There is a difference between an honest disagreement as to the interpretation of a provision, sometimes referred to as a claim made under a colour of right, on the one hand, and sharp practice on the other. In the Arbitrator's view, notwithstanding the explanation offered by Mr. Ellerbeck, the regrettable conclusion is that he knowingly engaged in a scheme to reduce his working time and increase his incumbency pay in a manner which he knew, or reasonably should have known, was inconsistent the collective agreement and in violation of his obligation of trust in the reporting of his miles worked for pay purposes. The material discloses that Mr. Ellerbeck engaged in a repeated pattern of extracting funds from the Company by the application of an interpretation and an accounting system of his own making, confirmed neither with his union nor with his employer, the application of which he suspended when the accumulation of his miles would have led to the inevitable detection of his system.
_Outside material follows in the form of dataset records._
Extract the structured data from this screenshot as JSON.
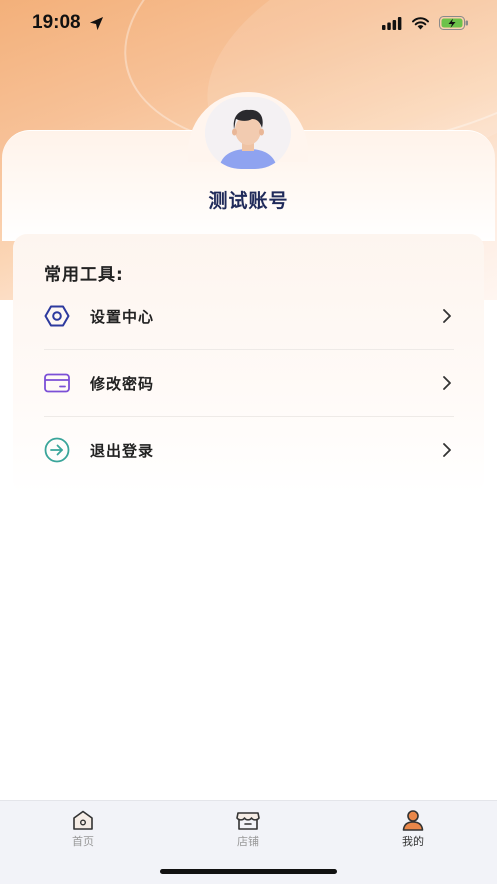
{
  "status_bar": {
    "time": "19:08"
  },
  "profile": {
    "username": "测试账号"
  },
  "tools": {
    "title": "常用工具:",
    "items": [
      {
        "label": "设置中心",
        "icon": "settings-hexagon-icon",
        "color": "#2d3a9e"
      },
      {
        "label": "修改密码",
        "icon": "card-icon",
        "color": "#7b4fd6"
      },
      {
        "label": "退出登录",
        "icon": "logout-arrow-icon",
        "color": "#3aa59a"
      }
    ]
  },
  "tabbar": {
    "tabs": [
      {
        "label": "首页",
        "icon": "home-icon",
        "active": false
      },
      {
        "label": "店铺",
        "icon": "store-icon",
        "active": false
      },
      {
        "label": "我的",
        "icon": "profile-icon",
        "active": true
      }
    ]
  },
  "colors": {
    "accent": "#e9874a",
    "title": "#1f2a5a"
  }
}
In the Arbitrator's view what is disclosed is, on the balance of probabilities, a calculated attempt to misappropriate wages by the false accounting of miles paid under article 28.4(a) of the collective agreement, and the knowing manipulation of the recorded figures to avoid detection. In the circumstances I cannot accept that what the grievor did was the result of a misinterpretation, in good faith, of the terms of the collective agreement.
The jurisprudence dealing with the appropriate disciplinary consequences for fraudulent wage or benefits claims and other forms of theft are legion, and need not be repeated here (see e.g. CROA 1835, 2184). In the circumstances of the case at hand the Arbitrator has difficulty seeing mitigating factors which are compelling in the grievor's favour. The evidence discloses that he pursued his course of action for a considerable period of time before making any inquiry of either the union or the employer with respect to its propriety. For the reasons touched upon above, I am satisfied that the reason for that failure is that Mr. Ellerbeck was well aware of what the answer would be. Significantly, the offer of restitution which he made to the Company did not come until after his disciplinary investigation. It cannot be construed as a voluntary admission of wrongdoing or remorse, as much as an attempt to buy back his employer's favour upon the discovery of a cynical and indefensible scheme. The Arbitrator is driven to the conclusion that the course of action pursued by Mr. Ellerbeck has irrevocably severed the relationship of trust which is implicit the service of an employee who is responsible for his or her own wage claims, in a largely unsupervised setting. In the Arbitrator's view the discharge of the grievor was justified.
For the foregoing reasons the grievance must be dismissed.
December 11, 1992 (Sgd.) MICHEL G. PICHER